**Web page and app entries:**
----------------

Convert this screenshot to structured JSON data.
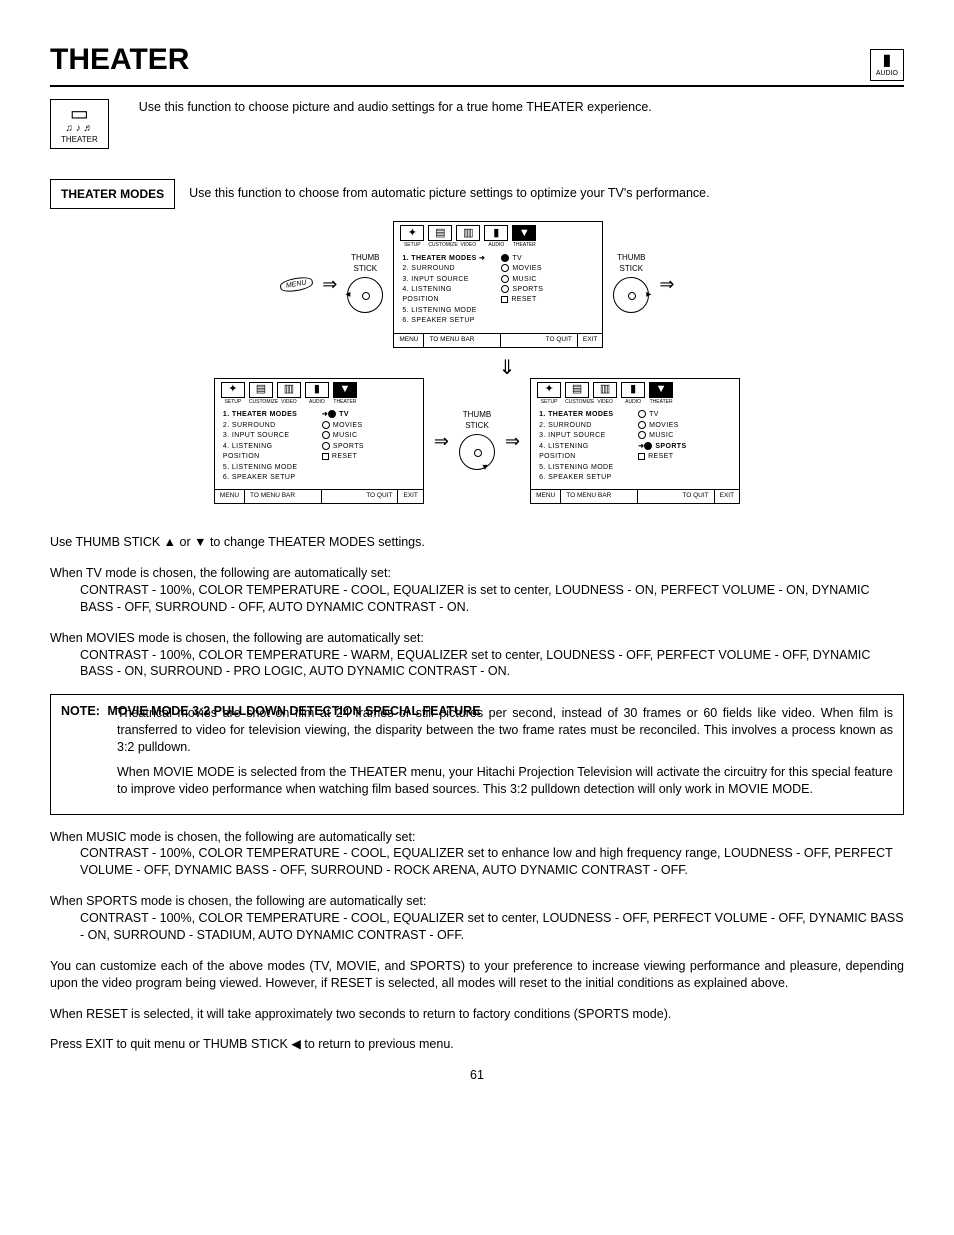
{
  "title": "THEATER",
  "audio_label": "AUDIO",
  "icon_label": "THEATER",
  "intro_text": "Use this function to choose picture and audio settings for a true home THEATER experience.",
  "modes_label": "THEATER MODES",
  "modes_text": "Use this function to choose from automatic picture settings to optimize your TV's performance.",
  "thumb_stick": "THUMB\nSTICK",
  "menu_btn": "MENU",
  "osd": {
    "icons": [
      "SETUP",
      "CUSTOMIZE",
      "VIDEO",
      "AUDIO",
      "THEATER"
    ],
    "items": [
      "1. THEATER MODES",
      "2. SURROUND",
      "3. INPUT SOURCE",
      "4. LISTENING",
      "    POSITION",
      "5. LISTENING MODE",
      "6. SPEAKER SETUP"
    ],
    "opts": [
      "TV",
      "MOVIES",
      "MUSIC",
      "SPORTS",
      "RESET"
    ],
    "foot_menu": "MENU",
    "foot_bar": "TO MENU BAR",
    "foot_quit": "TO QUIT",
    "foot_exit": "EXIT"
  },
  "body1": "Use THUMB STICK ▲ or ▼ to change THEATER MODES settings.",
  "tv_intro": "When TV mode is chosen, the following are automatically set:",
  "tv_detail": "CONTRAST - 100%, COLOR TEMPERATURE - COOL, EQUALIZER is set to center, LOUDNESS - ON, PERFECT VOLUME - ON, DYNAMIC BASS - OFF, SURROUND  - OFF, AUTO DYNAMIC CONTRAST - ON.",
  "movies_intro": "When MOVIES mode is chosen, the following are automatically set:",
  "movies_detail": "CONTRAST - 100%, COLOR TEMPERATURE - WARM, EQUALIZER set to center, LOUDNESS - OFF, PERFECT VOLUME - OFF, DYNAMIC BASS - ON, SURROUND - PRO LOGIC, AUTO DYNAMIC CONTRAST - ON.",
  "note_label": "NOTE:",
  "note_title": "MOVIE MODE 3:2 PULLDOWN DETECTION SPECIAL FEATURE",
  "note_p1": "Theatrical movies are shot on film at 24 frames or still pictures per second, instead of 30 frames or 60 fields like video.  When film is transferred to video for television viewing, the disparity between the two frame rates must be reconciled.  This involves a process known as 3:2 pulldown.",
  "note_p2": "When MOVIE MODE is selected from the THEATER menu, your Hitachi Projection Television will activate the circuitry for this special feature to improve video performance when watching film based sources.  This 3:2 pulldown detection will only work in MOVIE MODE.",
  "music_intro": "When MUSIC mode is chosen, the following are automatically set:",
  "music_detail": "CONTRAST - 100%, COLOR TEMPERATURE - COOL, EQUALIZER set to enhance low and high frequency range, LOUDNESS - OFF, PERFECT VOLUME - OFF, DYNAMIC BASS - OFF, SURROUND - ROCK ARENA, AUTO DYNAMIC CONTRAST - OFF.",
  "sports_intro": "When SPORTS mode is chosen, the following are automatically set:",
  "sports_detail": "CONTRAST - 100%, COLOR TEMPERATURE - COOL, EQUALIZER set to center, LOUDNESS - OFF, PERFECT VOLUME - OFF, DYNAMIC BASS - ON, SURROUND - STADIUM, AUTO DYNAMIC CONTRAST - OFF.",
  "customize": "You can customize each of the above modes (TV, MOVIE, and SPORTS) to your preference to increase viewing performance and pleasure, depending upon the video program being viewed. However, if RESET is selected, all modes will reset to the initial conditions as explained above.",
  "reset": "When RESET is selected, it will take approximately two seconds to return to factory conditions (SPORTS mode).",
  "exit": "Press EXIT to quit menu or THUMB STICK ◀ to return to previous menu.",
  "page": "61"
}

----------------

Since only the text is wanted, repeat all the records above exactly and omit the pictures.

Convert this screenshot to structured JSON data.
{
  "title": "THEATER",
  "audio_label": "AUDIO",
  "icon_label": "THEATER",
  "intro_text": "Use this function to choose picture and audio settings for a true home THEATER experience.",
  "modes_label": "THEATER MODES",
  "modes_text": "Use this function to choose from automatic picture settings to optimize your TV's performance.",
  "thumb_stick": "THUMB\nSTICK",
  "menu_btn": "MENU",
  "osd": {
    "icons": [
      "SETUP",
      "CUSTOMIZE",
      "VIDEO",
      "AUDIO",
      "THEATER"
    ],
    "items": [
      "1. THEATER MODES",
      "2. SURROUND",
      "3. INPUT SOURCE",
      "4. LISTENING",
      "    POSITION",
      "5. LISTENING MODE",
      "6. SPEAKER SETUP"
    ],
    "opts": [
      "TV",
      "MOVIES",
      "MUSIC",
      "SPORTS",
      "RESET"
    ],
    "foot_menu": "MENU",
    "foot_bar": "TO MENU BAR",
    "foot_quit": "TO QUIT",
    "foot_exit": "EXIT"
  },
  "body1": "Use THUMB STICK ▲ or ▼ to change THEATER MODES settings.",
  "tv_intro": "When TV mode is chosen, the following are automatically set:",
  "tv_detail": "CONTRAST - 100%, COLOR TEMPERATURE - COOL, EQUALIZER is set to center, LOUDNESS - ON, PERFECT VOLUME - ON, DYNAMIC BASS - OFF, SURROUND  - OFF, AUTO DYNAMIC CONTRAST - ON.",
  "movies_intro": "When MOVIES mode is chosen, the following are automatically set:",
  "movies_detail": "CONTRAST - 100%, COLOR TEMPERATURE - WARM, EQUALIZER set to center, LOUDNESS - OFF, PERFECT VOLUME - OFF, DYNAMIC BASS - ON, SURROUND - PRO LOGIC, AUTO DYNAMIC CONTRAST - ON.",
  "note_label": "NOTE:",
  "note_title": "MOVIE MODE 3:2 PULLDOWN DETECTION SPECIAL FEATURE",
  "note_p1": "Theatrical movies are shot on film at 24 frames or still pictures per second, instead of 30 frames or 60 fields like video.  When film is transferred to video for television viewing, the disparity between the two frame rates must be reconciled.  This involves a process known as 3:2 pulldown.",
  "note_p2": "When MOVIE MODE is selected from the THEATER menu, your Hitachi Projection Television will activate the circuitry for this special feature to improve video performance when watching film based sources.  This 3:2 pulldown detection will only work in MOVIE MODE.",
  "music_intro": "When MUSIC mode is chosen, the following are automatically set:",
  "music_detail": "CONTRAST - 100%, COLOR TEMPERATURE - COOL, EQUALIZER set to enhance low and high frequency range, LOUDNESS - OFF, PERFECT VOLUME - OFF, DYNAMIC BASS - OFF, SURROUND - ROCK ARENA, AUTO DYNAMIC CONTRAST - OFF.",
  "sports_intro": "When SPORTS mode is chosen, the following are automatically set:",
  "sports_detail": "CONTRAST - 100%, COLOR TEMPERATURE - COOL, EQUALIZER set to center, LOUDNESS - OFF, PERFECT VOLUME - OFF, DYNAMIC BASS - ON, SURROUND - STADIUM, AUTO DYNAMIC CONTRAST - OFF.",
  "customize": "You can customize each of the above modes (TV, MOVIE, and SPORTS) to your preference to increase viewing performance and pleasure, depending upon the video program being viewed. However, if RESET is selected, all modes will reset to the initial conditions as explained above.",
  "reset": "When RESET is selected, it will take approximately two seconds to return to factory conditions (SPORTS mode).",
  "exit": "Press EXIT to quit menu or THUMB STICK ◀ to return to previous menu.",
  "page": "61"
}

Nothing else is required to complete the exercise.